(Web page and app entries)
****************************************

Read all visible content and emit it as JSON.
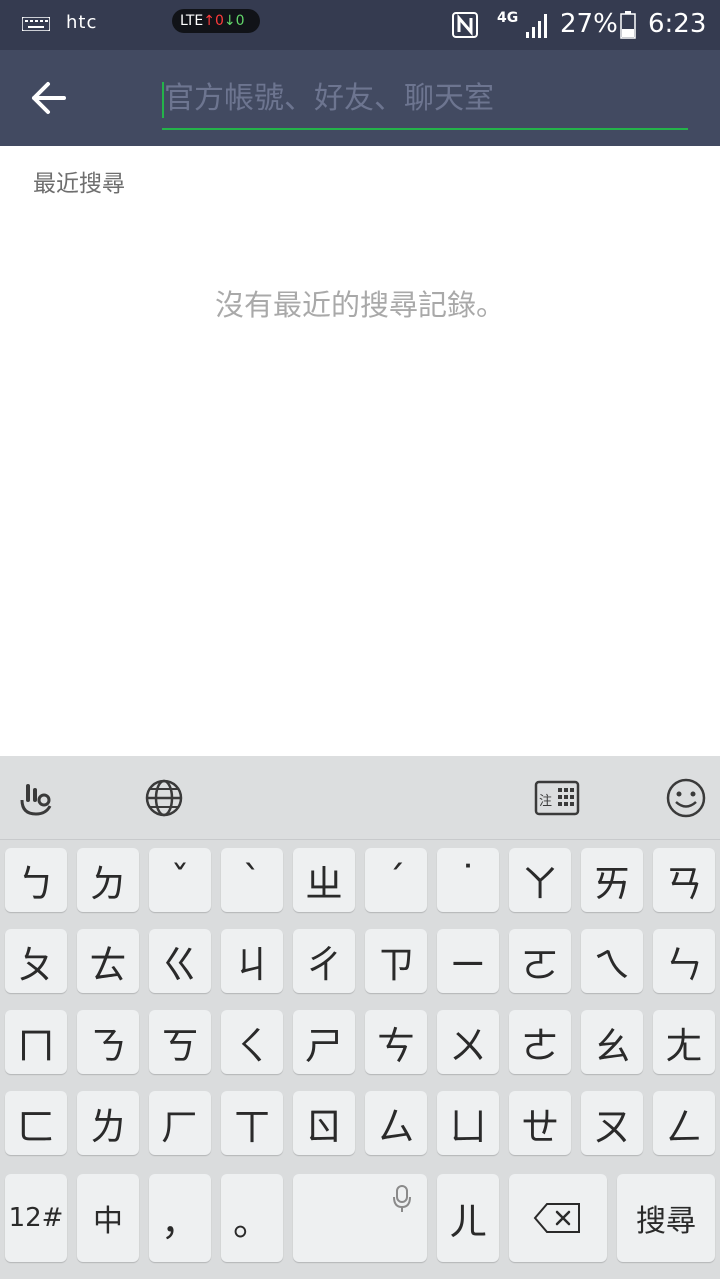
{
  "status_bar": {
    "brand": "htc",
    "lte_label": "LTE",
    "lte_up": "↑0",
    "lte_down": "↓0",
    "network_type": "4G",
    "battery_percent": "27%",
    "time": "6:23",
    "icons": [
      "keyboard-icon",
      "nfc-icon",
      "signal-icon",
      "battery-icon"
    ]
  },
  "header": {
    "back_icon": "arrow-left-icon",
    "search_value": "",
    "search_placeholder": "官方帳號、好友、聊天室",
    "accent_color": "#24b34a",
    "background_color": "#424a61"
  },
  "content": {
    "recent_title": "最近搜尋",
    "empty_message": "沒有最近的搜尋記錄。"
  },
  "keyboard": {
    "toolbar": [
      "touchpal-icon",
      "globe-icon",
      "zhuyin-layout-icon",
      "emoji-icon"
    ],
    "layout_label": "注",
    "rows": [
      [
        "ㄅ",
        "ㄉ",
        "ˇ",
        "ˋ",
        "ㄓ",
        "ˊ",
        "˙",
        "ㄚ",
        "ㄞ",
        "ㄢ"
      ],
      [
        "ㄆ",
        "ㄊ",
        "ㄍ",
        "ㄐ",
        "ㄔ",
        "ㄗ",
        "ㄧ",
        "ㄛ",
        "ㄟ",
        "ㄣ"
      ],
      [
        "ㄇ",
        "ㄋ",
        "ㄎ",
        "ㄑ",
        "ㄕ",
        "ㄘ",
        "ㄨ",
        "ㄜ",
        "ㄠ",
        "ㄤ"
      ],
      [
        "ㄈ",
        "ㄌ",
        "ㄏ",
        "ㄒ",
        "ㄖ",
        "ㄙ",
        "ㄩ",
        "ㄝ",
        "ㄡ",
        "ㄥ"
      ]
    ],
    "bottom": {
      "numbers": "12#",
      "lang": "中",
      "comma": "，",
      "period": "。",
      "er": "ㄦ",
      "search": "搜尋"
    }
  }
}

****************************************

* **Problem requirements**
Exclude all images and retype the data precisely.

* **Written response**
Read all visible content and emit it as JSON.
{
  "status_bar": {
    "brand": "htc",
    "lte_label": "LTE",
    "lte_up": "↑0",
    "lte_down": "↓0",
    "network_type": "4G",
    "battery_percent": "27%",
    "time": "6:23",
    "icons": [
      "keyboard-icon",
      "nfc-icon",
      "signal-icon",
      "battery-icon"
    ]
  },
  "header": {
    "back_icon": "arrow-left-icon",
    "search_value": "",
    "search_placeholder": "官方帳號、好友、聊天室",
    "accent_color": "#24b34a",
    "background_color": "#424a61"
  },
  "content": {
    "recent_title": "最近搜尋",
    "empty_message": "沒有最近的搜尋記錄。"
  },
  "keyboard": {
    "toolbar": [
      "touchpal-icon",
      "globe-icon",
      "zhuyin-layout-icon",
      "emoji-icon"
    ],
    "layout_label": "注",
    "rows": [
      [
        "ㄅ",
        "ㄉ",
        "ˇ",
        "ˋ",
        "ㄓ",
        "ˊ",
        "˙",
        "ㄚ",
        "ㄞ",
        "ㄢ"
      ],
      [
        "ㄆ",
        "ㄊ",
        "ㄍ",
        "ㄐ",
        "ㄔ",
        "ㄗ",
        "ㄧ",
        "ㄛ",
        "ㄟ",
        "ㄣ"
      ],
      [
        "ㄇ",
        "ㄋ",
        "ㄎ",
        "ㄑ",
        "ㄕ",
        "ㄘ",
        "ㄨ",
        "ㄜ",
        "ㄠ",
        "ㄤ"
      ],
      [
        "ㄈ",
        "ㄌ",
        "ㄏ",
        "ㄒ",
        "ㄖ",
        "ㄙ",
        "ㄩ",
        "ㄝ",
        "ㄡ",
        "ㄥ"
      ]
    ],
    "bottom": {
      "numbers": "12#",
      "lang": "中",
      "comma": "，",
      "period": "。",
      "er": "ㄦ",
      "search": "搜尋"
    }
  }
}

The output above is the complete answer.